#### THE PROBLEM
Leave the pictures out and restate every line below exactly.

#### INFORMATION
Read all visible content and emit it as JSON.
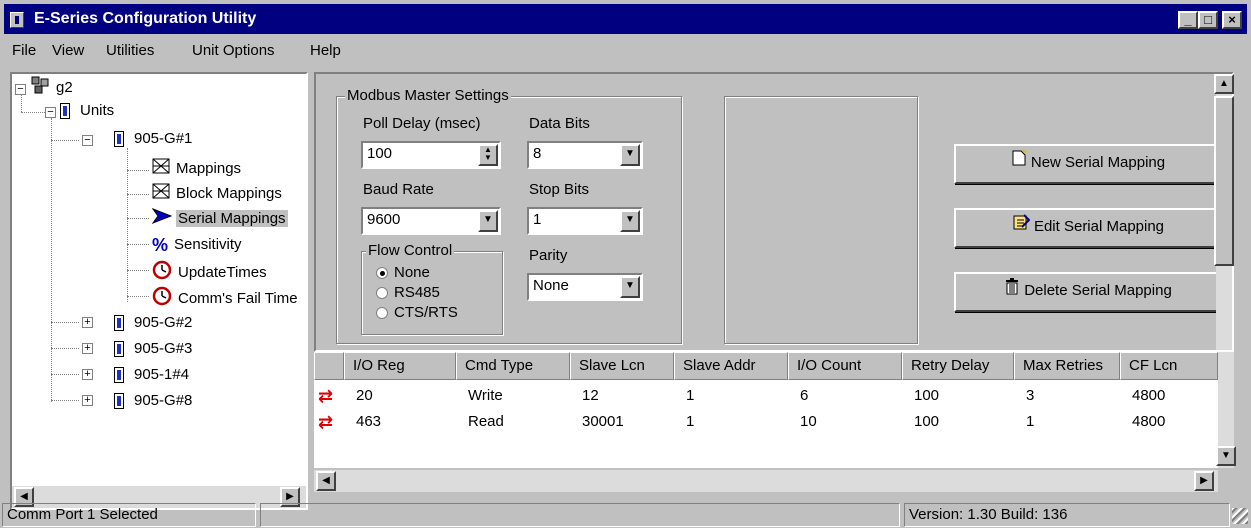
{
  "window": {
    "title": "E-Series Configuration Utility"
  },
  "menu": [
    "File",
    "View",
    "Utilities",
    "Unit Options",
    "Help"
  ],
  "tree": {
    "root": "g2",
    "units": "Units",
    "unit1": "905-G#1",
    "children": [
      "Mappings",
      "Block Mappings",
      "Serial Mappings",
      "Sensitivity",
      "UpdateTimes",
      "Comm's Fail Time"
    ],
    "other_units": [
      "905-G#2",
      "905-G#3",
      "905-1#4",
      "905-G#8"
    ]
  },
  "modbus": {
    "group_title": "Modbus Master Settings",
    "poll_delay_label": "Poll Delay (msec)",
    "poll_delay_value": "100",
    "data_bits_label": "Data Bits",
    "data_bits_value": "8",
    "baud_rate_label": "Baud Rate",
    "baud_rate_value": "9600",
    "stop_bits_label": "Stop Bits",
    "stop_bits_value": "1",
    "flow_control_title": "Flow Control",
    "flow_options": [
      "None",
      "RS485",
      "CTS/RTS"
    ],
    "flow_selected": "None",
    "parity_label": "Parity",
    "parity_value": "None"
  },
  "buttons": {
    "new": "New Serial Mapping",
    "edit": "Edit Serial Mapping",
    "delete": "Delete Serial Mapping"
  },
  "table": {
    "columns": [
      "I/O Reg",
      "Cmd Type",
      "Slave Lcn",
      "Slave Addr",
      "I/O Count",
      "Retry Delay",
      "Max Retries",
      "CF Lcn"
    ],
    "rows": [
      [
        "20",
        "Write",
        "12",
        "1",
        "6",
        "100",
        "3",
        "4800"
      ],
      [
        "463",
        "Read",
        "30001",
        "1",
        "10",
        "100",
        "1",
        "4800"
      ]
    ]
  },
  "status": {
    "left": "Comm Port 1 Selected",
    "middle": "",
    "right": "Version: 1.30 Build: 136"
  },
  "colors": {
    "titlebar": "#000080",
    "face": "#c0c0c0",
    "arrow": "#e00000"
  }
}
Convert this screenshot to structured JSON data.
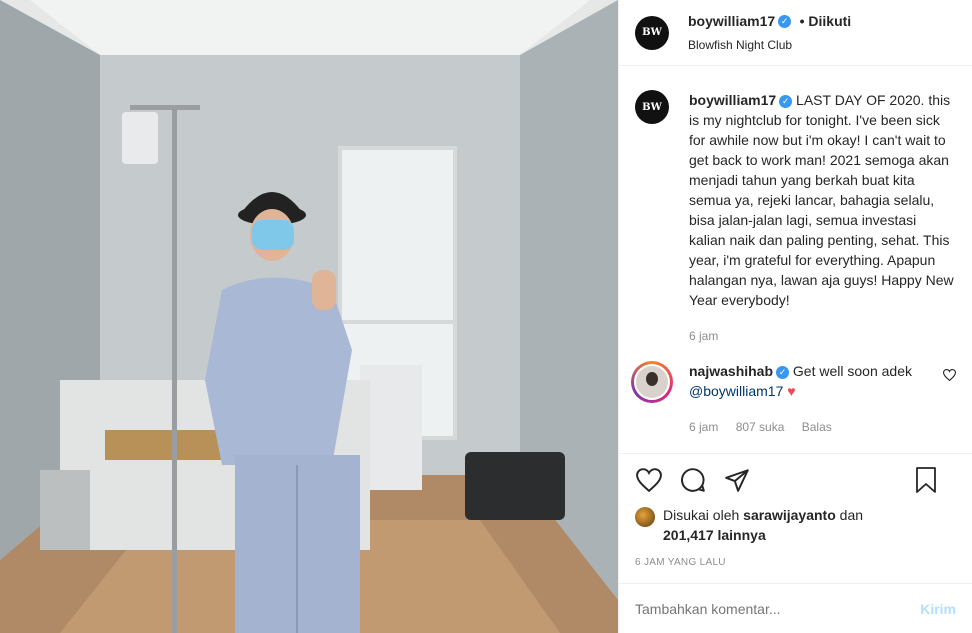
{
  "post": {
    "username": "boywilliam17",
    "follow_status": "• Diikuti",
    "location": "Blowfish Night Club",
    "avatar_text": "BW"
  },
  "caption": {
    "username": "boywilliam17",
    "text": "LAST DAY OF 2020. this is my nightclub for tonight. I've been sick for awhile now but i'm okay! I can't wait to get back to work man! 2021 semoga akan menjadi tahun yang berkah buat kita semua ya, rejeki lancar, bahagia selalu, bisa jalan-jalan lagi, semua investasi kalian naik dan paling penting, sehat. This year, i'm grateful for everything. Apapun halangan nya, lawan aja guys! Happy New Year everybody!",
    "time": "6 jam"
  },
  "comment": {
    "username": "najwashihab",
    "text": "Get well soon adek",
    "mention": "@boywilliam17",
    "emoji": "♥",
    "time": "6 jam",
    "likes": "807 suka",
    "reply": "Balas"
  },
  "likes": {
    "prefix": "Disukai oleh",
    "user": "sarawijayanto",
    "conj": "dan",
    "count": "201,417 lainnya"
  },
  "timestamp": "6 JAM YANG LALU",
  "add_comment": {
    "placeholder": "Tambahkan komentar...",
    "send": "Kirim"
  },
  "colors": {
    "verified": "#3897f0",
    "link": "#00376b",
    "heart": "#ed4956",
    "send_disabled": "#b2dffc"
  }
}
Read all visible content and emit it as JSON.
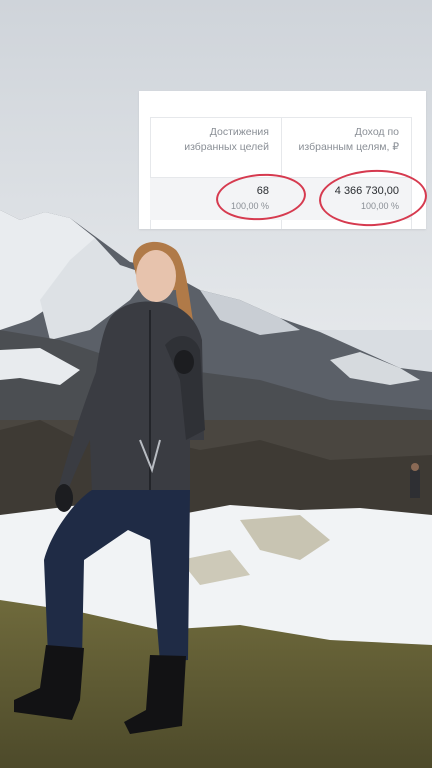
{
  "table": {
    "col1_header": "Достижения\nизбранных целей",
    "col2_header": "Доход по\nизбранным целям, ₽",
    "total_goals": "68",
    "total_goals_pct": "100,00 %",
    "total_income": "4 366 730,00",
    "total_income_pct": "100,00 %"
  },
  "colors": {
    "highlight_circle": "#d63a4f",
    "card_bg": "#ffffff",
    "total_row_bg": "#f3f4f6"
  }
}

#### EXERCISE RESULT
Read all visible content and emit it as JSON.
{
  "window": {
    "title": "E-Series Configuration Utility"
  },
  "menu": [
    "File",
    "View",
    "Utilities",
    "Unit Options",
    "Help"
  ],
  "tree": {
    "root": "g2",
    "units": "Units",
    "unit1": "905-G#1",
    "children": [
      "Mappings",
      "Block Mappings",
      "Serial Mappings",
      "Sensitivity",
      "UpdateTimes",
      "Comm's Fail Time"
    ],
    "other_units": [
      "905-G#2",
      "905-G#3",
      "905-1#4",
      "905-G#8"
    ]
  },
  "modbus": {
    "group_title": "Modbus Master Settings",
    "poll_delay_label": "Poll Delay (msec)",
    "poll_delay_value": "100",
    "data_bits_label": "Data Bits",
    "data_bits_value": "8",
    "baud_rate_label": "Baud Rate",
    "baud_rate_value": "9600",
    "stop_bits_label": "Stop Bits",
    "stop_bits_value": "1",
    "flow_control_title": "Flow Control",
    "flow_options": [
      "None",
      "RS485",
      "CTS/RTS"
    ],
    "flow_selected": "None",
    "parity_label": "Parity",
    "parity_value": "None"
  },
  "buttons": {
    "new": "New Serial Mapping",
    "edit": "Edit Serial Mapping",
    "delete": "Delete Serial Mapping"
  },
  "table": {
    "columns": [
      "I/O Reg",
      "Cmd Type",
      "Slave Lcn",
      "Slave Addr",
      "I/O Count",
      "Retry Delay",
      "Max Retries",
      "CF Lcn"
    ],
    "rows": [
      [
        "20",
        "Write",
        "12",
        "1",
        "6",
        "100",
        "3",
        "4800"
      ],
      [
        "463",
        "Read",
        "30001",
        "1",
        "10",
        "100",
        "1",
        "4800"
      ]
    ]
  },
  "status": {
    "left": "Comm Port 1 Selected",
    "middle": "",
    "right": "Version: 1.30 Build: 136"
  },
  "colors": {
    "titlebar": "#000080",
    "face": "#c0c0c0",
    "arrow": "#e00000"
  }
}
Convert this screenshot to structured JSON data.
{
  "post": {
    "username": "boywilliam17",
    "follow_status": "• Diikuti",
    "location": "Blowfish Night Club",
    "avatar_text": "BW"
  },
  "caption": {
    "username": "boywilliam17",
    "text": "LAST DAY OF 2020. this is my nightclub for tonight. I've been sick for awhile now but i'm okay! I can't wait to get back to work man! 2021 semoga akan menjadi tahun yang berkah buat kita semua ya, rejeki lancar, bahagia selalu, bisa jalan-jalan lagi, semua investasi kalian naik dan paling penting, sehat. This year, i'm grateful for everything. Apapun halangan nya, lawan aja guys! Happy New Year everybody!",
    "time": "6 jam"
  },
  "comment": {
    "username": "najwashihab",
    "text": "Get well soon adek",
    "mention": "@boywilliam17",
    "emoji": "♥",
    "time": "6 jam",
    "likes": "807 suka",
    "reply": "Balas"
  },
  "likes": {
    "prefix": "Disukai oleh",
    "user": "sarawijayanto",
    "conj": "dan",
    "count": "201,417 lainnya"
  },
  "timestamp": "6 JAM YANG LALU",
  "add_comment": {
    "placeholder": "Tambahkan komentar...",
    "send": "Kirim"
  },
  "colors": {
    "verified": "#3897f0",
    "link": "#00376b",
    "heart": "#ed4956",
    "send_disabled": "#b2dffc"
  }
}
Read all visible content and emit it as JSON.
{
  "table": {
    "col1_header": "Достижения\nизбранных целей",
    "col2_header": "Доход по\nизбранным целям, ₽",
    "total_goals": "68",
    "total_goals_pct": "100,00 %",
    "total_income": "4 366 730,00",
    "total_income_pct": "100,00 %"
  },
  "colors": {
    "highlight_circle": "#d63a4f",
    "card_bg": "#ffffff",
    "total_row_bg": "#f3f4f6"
  }
}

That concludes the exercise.